The first thing that I did -- well, Microsoft would have expected that from anyone who upgraded -- was to click on that Windows icon, or the Start button, on extreme left bottom. This was touted as the single most important feature of Windows 10, the restoration of the Start button.

Yes, the very same pop-up appeared, only that this time it's a bit broader, with all the most used app on the top left, and below that File Explorer, Settings and Power button. I remember how I struggled to find that Power button in Windows 8.1. Below Power button is "All apps".

To the right of the pop-up is the old live tiles that used to occupy most of the screen in 8 and 8.1. On top is "Life at a Glance", comprising Calendar, Mail, Photos, Weather etc. And below that block is "Play and Explore", comprising Games and and other leisure apps.

Minimize and Close

The other feature I found restored and felt quite happy about was the Minimize and Close buttons on top right when one opens a window. In Windows 8 and 8.1, once you opened a window, if you wanted to minimize or close it, you had to hover the mouse, for the buttons to appear, and along with them, in the most confusing manner, a vertical Menu also would appear on the right, making it all so cluttered and chaotic.

Mercifully, that's all gone, and you don't have to struggle to minimize or close a window that you have opened.

Windows Store

The app store is now available on the computer. That's very much in sync with Microsoft's aim of better integration among all devices. But it's a different matter that all Windows apps aren't as good as their counterparts in Android or iOS.

Cortana

I looked around for Cortana, the personal digital assistant (similar to Apple's Siri and Google Now). But it was nowhere to be found. I gave a search, and Microsoft website told me: "Cortana is available in the following countries/ regions: China, France, Germany, Italy, Spain, United Kingdom, and United States." This was a disappointment as I was looking forward to chatting with my PC.

Edge

This is the rebranded Explorer. One new feature is the "Make a Web Note", on top right. Click on it to make notes, draw lines or make a clipping. Otherwise, on first look, Edge looks very much the same. Nothing extraordinary about speed.

Different look

Most of the features, like Settings, File Explorer, Time and Date Stamp, and many apps have a much sleeker and nicer look about them.

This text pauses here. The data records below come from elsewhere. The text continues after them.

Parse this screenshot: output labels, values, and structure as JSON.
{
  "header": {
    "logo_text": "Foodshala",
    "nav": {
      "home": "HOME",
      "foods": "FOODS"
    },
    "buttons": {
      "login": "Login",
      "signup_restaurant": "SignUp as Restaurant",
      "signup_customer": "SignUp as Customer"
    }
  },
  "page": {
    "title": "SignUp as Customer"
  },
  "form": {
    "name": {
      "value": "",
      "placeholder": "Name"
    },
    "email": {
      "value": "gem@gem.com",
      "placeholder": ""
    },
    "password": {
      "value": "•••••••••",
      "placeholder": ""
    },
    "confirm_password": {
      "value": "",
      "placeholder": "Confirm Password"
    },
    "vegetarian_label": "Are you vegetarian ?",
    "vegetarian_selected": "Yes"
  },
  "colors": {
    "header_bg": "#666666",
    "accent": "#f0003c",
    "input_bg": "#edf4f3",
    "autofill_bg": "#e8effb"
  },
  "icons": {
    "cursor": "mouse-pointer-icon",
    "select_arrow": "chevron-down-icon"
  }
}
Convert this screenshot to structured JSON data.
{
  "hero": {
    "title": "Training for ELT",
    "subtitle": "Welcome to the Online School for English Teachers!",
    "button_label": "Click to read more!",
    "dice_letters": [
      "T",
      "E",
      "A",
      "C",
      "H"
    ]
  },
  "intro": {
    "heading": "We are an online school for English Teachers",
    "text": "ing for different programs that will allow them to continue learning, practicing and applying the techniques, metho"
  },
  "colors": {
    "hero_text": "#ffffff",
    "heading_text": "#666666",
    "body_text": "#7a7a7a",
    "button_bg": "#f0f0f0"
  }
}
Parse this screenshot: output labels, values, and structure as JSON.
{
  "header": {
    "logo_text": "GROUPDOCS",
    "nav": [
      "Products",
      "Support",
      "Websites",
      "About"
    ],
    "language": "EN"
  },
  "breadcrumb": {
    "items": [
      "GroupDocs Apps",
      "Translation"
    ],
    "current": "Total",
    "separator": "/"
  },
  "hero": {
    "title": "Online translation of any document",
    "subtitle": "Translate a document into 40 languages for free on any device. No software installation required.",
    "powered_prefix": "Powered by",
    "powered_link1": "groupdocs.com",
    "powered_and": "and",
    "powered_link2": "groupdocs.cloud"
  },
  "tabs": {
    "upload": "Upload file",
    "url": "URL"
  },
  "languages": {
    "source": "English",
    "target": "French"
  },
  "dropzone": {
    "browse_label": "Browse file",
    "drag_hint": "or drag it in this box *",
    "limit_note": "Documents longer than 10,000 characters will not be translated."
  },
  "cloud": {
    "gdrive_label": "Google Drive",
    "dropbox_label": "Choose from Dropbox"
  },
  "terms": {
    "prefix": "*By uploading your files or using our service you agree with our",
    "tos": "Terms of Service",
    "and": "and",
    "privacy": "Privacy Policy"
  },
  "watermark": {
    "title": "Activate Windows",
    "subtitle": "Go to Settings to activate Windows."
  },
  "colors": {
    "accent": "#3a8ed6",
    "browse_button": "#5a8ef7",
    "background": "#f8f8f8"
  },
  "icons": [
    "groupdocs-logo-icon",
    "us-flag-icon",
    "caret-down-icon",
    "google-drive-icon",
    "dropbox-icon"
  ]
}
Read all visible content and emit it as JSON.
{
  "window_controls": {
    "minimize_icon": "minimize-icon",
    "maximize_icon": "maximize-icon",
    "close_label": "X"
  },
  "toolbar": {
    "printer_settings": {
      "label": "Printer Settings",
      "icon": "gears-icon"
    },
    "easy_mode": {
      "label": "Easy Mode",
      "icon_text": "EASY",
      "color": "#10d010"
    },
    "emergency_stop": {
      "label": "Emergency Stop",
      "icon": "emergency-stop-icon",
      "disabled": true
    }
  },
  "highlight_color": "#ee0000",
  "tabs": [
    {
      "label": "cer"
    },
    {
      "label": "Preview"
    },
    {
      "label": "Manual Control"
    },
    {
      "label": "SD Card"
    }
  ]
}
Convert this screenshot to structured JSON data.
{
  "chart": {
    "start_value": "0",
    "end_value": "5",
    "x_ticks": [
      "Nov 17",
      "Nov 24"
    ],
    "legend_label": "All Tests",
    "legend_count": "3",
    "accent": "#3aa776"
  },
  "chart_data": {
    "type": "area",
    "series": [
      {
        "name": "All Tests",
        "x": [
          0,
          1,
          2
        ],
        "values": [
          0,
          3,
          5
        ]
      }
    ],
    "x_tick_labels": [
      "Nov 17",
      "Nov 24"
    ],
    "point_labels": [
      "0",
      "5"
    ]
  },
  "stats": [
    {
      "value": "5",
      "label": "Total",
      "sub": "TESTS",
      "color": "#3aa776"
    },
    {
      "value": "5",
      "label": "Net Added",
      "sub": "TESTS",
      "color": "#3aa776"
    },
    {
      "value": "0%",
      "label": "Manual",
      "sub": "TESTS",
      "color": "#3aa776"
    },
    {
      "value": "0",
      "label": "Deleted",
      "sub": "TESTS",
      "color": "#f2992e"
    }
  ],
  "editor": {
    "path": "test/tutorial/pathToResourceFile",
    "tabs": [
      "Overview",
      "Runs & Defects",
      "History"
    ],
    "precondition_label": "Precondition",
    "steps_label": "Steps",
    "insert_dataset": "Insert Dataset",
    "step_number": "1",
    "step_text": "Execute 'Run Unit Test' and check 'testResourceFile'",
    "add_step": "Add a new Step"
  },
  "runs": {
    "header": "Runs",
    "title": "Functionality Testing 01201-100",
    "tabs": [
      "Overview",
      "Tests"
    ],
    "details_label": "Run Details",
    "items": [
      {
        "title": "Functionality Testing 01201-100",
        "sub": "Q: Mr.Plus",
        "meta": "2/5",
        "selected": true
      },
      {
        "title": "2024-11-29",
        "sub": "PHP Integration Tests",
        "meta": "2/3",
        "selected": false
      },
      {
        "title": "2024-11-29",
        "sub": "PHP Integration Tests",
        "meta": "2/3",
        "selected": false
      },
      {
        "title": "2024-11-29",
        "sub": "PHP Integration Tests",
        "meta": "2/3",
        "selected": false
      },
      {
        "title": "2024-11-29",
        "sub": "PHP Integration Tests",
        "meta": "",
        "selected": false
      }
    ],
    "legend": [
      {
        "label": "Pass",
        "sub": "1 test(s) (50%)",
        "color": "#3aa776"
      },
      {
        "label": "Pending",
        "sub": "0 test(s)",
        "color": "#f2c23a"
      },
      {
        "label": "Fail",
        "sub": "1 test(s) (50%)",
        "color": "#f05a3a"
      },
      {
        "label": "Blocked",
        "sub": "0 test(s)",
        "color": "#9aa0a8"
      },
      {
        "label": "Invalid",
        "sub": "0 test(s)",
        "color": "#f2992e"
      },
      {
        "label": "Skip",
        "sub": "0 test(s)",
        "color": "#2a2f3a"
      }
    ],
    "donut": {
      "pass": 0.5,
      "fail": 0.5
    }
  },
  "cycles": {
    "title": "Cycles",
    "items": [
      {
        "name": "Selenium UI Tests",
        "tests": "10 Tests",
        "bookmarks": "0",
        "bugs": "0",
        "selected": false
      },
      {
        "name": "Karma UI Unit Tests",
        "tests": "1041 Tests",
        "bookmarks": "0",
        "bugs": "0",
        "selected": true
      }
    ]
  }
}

Overall, first impression

Good. It looks like a natural progression from Windows 7. It's not confusing and cluttered, and the simpler interface is a big relief for people who are struggling with Windows 8 and 8.1.